- **Exercise prompt**
One number is the whole answer: how many lines of the records include "HiHat".

* * * * * * *

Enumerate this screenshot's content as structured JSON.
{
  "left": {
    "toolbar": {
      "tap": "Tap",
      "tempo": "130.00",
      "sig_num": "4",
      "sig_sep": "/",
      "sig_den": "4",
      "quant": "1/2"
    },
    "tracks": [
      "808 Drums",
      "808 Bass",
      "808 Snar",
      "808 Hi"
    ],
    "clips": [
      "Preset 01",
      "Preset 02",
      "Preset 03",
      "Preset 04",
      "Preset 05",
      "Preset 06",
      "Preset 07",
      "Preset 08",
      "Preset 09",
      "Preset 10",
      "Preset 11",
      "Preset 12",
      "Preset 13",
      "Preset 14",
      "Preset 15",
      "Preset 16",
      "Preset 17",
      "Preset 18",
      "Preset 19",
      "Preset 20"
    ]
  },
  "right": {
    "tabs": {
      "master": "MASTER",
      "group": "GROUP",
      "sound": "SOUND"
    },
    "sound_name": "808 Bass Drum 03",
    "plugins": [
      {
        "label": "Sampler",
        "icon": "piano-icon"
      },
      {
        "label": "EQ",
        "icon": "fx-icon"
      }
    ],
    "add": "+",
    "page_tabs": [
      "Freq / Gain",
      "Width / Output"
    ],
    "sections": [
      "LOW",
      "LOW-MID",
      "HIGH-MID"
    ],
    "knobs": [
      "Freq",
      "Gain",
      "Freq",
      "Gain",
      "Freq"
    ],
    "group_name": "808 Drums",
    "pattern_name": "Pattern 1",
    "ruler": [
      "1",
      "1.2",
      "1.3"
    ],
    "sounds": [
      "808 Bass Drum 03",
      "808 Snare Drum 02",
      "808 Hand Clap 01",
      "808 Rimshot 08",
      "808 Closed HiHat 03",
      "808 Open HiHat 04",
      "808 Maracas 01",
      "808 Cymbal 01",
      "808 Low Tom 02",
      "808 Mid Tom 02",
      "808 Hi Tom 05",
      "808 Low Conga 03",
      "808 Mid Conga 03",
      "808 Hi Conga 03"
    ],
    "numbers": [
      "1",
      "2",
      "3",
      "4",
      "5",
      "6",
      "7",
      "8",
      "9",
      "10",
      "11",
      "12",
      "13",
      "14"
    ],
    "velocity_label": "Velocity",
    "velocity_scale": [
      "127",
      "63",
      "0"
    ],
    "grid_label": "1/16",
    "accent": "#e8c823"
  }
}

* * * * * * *

- **Result of the exercise**
2